“Yes, honey,” my mother said. “But I still think it’s your nature.”
Rosemarie sighed. “Right.”
“What are you thinking of doing? Visiting nursing homes? Babysitting?” She pointed at Rosemarie. “I know. Why don’t you call Father Roland? I’m sure he needs help with his fundraising this year.”
“Well,” my sister hesitated, “actually, I was thinking of becoming a candy striper.”
My mother pursed her lips. “I don’t know it I like that. Imagine if you caught something. All those people out there with those diseases we know so little about, Rose, those viruses…”
“Mom,” Rosemarie said firmly, “don’t be stupid. You work in a doctor’s office.”

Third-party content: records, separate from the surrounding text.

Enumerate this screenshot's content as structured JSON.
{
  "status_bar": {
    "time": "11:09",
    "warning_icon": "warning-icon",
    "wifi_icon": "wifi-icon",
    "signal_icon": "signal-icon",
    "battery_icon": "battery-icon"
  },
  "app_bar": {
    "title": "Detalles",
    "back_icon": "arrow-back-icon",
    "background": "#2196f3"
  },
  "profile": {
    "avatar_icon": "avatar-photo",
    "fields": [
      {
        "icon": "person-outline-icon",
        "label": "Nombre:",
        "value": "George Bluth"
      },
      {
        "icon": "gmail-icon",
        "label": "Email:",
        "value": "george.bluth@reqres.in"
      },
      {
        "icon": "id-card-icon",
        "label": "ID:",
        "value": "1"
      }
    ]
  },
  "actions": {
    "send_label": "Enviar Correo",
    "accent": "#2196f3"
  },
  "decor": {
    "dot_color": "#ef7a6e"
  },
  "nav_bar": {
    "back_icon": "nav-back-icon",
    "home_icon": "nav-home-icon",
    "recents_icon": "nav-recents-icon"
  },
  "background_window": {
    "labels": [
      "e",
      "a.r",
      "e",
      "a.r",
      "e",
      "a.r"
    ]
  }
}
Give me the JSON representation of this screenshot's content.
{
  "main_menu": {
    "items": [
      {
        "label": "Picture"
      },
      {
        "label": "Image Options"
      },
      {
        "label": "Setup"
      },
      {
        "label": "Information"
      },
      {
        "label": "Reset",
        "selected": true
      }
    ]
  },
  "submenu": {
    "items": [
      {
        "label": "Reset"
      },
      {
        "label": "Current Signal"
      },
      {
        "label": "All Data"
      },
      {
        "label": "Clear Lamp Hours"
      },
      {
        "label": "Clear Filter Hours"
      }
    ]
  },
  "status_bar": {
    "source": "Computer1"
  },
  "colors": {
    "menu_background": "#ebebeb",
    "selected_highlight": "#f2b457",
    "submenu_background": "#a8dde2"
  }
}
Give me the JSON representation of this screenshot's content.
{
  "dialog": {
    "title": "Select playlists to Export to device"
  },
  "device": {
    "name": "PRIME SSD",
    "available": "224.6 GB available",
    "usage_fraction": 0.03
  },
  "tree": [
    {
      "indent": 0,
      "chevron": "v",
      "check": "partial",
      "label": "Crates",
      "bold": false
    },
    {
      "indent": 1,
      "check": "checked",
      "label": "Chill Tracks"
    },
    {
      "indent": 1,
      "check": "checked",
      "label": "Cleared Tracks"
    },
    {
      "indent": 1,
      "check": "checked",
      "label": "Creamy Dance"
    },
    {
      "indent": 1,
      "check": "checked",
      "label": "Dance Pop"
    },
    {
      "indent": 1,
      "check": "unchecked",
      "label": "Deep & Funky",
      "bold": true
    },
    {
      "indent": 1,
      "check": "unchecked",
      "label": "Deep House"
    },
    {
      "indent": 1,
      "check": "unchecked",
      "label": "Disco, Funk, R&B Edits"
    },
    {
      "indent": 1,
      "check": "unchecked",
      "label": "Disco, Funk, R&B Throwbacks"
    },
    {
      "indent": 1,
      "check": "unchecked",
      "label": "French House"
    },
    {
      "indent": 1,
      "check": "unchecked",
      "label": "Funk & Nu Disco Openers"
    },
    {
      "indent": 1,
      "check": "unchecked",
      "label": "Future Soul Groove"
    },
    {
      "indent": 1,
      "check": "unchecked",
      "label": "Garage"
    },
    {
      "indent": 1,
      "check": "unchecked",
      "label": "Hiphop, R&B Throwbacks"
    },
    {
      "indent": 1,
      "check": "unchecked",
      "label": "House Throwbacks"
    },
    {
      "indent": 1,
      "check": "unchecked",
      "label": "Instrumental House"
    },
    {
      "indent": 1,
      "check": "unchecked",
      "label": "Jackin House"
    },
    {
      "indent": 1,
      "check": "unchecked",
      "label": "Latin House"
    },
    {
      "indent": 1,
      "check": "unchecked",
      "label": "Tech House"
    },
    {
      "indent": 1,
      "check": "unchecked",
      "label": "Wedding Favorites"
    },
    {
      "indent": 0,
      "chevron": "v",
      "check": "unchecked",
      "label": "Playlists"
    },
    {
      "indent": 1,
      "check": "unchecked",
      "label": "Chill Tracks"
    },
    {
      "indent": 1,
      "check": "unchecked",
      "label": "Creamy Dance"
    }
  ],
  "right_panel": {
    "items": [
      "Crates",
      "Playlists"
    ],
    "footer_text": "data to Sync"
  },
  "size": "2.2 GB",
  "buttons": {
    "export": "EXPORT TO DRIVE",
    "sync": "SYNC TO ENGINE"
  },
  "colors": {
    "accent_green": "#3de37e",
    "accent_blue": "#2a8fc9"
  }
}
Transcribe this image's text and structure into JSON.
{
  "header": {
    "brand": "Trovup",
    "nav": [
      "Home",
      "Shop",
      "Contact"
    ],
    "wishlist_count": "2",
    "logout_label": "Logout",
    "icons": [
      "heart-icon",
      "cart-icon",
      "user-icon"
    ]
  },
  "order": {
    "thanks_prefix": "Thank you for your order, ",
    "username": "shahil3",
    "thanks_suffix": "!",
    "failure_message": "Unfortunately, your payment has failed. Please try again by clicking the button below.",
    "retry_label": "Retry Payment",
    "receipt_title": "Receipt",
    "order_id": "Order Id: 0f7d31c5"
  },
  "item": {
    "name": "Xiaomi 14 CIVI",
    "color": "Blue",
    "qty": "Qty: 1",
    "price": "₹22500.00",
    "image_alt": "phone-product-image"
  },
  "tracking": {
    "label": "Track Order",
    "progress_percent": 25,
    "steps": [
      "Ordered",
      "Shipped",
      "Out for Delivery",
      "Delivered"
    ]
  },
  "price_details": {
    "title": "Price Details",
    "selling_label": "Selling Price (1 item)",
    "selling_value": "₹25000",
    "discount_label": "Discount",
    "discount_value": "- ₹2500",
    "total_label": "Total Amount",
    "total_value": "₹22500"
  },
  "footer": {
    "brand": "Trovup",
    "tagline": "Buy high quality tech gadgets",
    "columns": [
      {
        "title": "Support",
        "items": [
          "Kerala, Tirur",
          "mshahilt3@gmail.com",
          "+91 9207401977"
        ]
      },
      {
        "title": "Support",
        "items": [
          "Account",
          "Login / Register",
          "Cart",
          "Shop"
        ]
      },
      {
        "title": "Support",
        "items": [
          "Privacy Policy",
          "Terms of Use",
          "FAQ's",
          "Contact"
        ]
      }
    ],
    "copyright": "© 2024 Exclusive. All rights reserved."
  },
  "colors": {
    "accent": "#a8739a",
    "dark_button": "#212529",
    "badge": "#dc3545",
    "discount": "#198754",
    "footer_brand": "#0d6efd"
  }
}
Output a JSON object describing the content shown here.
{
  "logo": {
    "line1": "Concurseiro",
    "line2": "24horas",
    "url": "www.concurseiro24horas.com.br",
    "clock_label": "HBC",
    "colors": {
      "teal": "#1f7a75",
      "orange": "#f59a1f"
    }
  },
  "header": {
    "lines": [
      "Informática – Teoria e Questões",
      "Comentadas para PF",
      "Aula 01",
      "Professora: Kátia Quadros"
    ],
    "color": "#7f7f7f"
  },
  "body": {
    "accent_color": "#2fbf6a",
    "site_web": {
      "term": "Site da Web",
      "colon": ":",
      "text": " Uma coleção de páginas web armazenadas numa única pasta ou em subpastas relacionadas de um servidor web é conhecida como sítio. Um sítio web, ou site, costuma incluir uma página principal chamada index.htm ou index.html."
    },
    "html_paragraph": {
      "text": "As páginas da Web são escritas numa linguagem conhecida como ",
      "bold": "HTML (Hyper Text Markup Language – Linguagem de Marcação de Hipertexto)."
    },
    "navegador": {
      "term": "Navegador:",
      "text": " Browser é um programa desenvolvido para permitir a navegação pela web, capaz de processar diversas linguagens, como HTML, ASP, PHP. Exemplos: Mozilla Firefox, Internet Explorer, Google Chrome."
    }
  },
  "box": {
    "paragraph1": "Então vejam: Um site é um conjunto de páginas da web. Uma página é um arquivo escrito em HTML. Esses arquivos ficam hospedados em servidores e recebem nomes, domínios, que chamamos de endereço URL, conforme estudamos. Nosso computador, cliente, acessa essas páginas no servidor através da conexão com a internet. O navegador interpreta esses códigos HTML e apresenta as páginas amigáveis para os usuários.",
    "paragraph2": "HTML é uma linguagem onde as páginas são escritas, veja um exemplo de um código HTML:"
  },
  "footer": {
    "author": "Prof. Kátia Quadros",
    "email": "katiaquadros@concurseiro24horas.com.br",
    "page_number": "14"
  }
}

My mother had been the receptionist for a geriatric medical practice for over fifteen years. She worked for two middle-aged men, associates, named Dr. Hamburger and Dr. Trickle, who argued constantly over the best exam rooms—there were only four and they were all identical—and teased my mother about never having fun, never smiling. “Who are they kidding?” my mother had said once. “It’s my efficiency that keeps them clear-headed so that they can afford to be young and careless once in a while. They’d be lost without me.” Every now and then, I couldn’t help thinking that spending too much time around the elderly was somehow causing her to age, too; one day I glanced up from my dinner plate and it struck me how gray she looked, how pulled down and tired her skin was, how puffy and strained the veins in her hands seemed. But this thought brought me shame, and each time it re-emerged I tucked it away, only to be overwhelmed by a wave of aching affection for my mother that made my eyes and throat smart with tears.
Now, she appeared hurt but didn’t chastise Rosemarie. Instead, she said, “I’m proud of you. I think you should begin as soon as possible.”
I picked up my music folder. “Mr. Caverton asked me to demonstrate a phrase today,” I said.
My mother smiled at me tiredly. “Well, then. He must think you have some talent.”
I bet you never planned on having such a talented daughter. “I guess,” I said.
I followed Rosemarie out of the kitchen and upstairs, and stopped in the doorway of her room to study her as she walked, completely composed, to her bookshelf. Her bed, usually disheveled, had been made, one side of the comforter lower than the other. By the age of six Rosemarie was bored with her powder pink bedspread, and demanded to have what she considered the most beautiful linens in the Bed, Bath, and Beyond catalog: a bedset with some kind of jungle print, purples and greens and browns, the heads of tigers poking from behind tall grasses, heads with glinting gold lamé eyes. “It looks like something you’d find in a brothel,” my mother had said in disgust, and I had nodded in agreement, not understanding. But my sister cried and for her seventh birthday she got everything, the sheets and the comforter and pillowcases and European shams and a throw pillow shaped like a tiger’s head. The walls in Rosemarie’s room were pink and the floor was white. My mother always told her to keep the door closed when we were entertaining.
“What are you up to?” I asked her, drumming my fingers on the door frame.
She didn’t look at me. “What do you mean?”
“I mean,” and I dropped my voice to a whisper, “are you going to tell her, or not?” Are you going to keep it? Are you going to give it up? Are you going to marry him, whoever he is?
She swiveled her head to look at me. “Teri,” and I thought I saw her eyes glossing over, “I can’t. You know I can’t.” She reached into her back pocket, uncomfortably, I thought, and came up with a wad of bills. “I told him today,” she said.
“What are you going to use that for?” I said.
She bent down and surveyed the top row of her encyclopedia collection, the junior edition my mother had acquired at Stop and Shop, another volume for every fifteen dollars she spent on groceries. Rosemarie pulled out volume M.
“He said he’d give me fifty bucks a month to help with expenses if I let him off the hook,” she said. She tucked the money somewhere inside the book and slammed the maroon cover closed.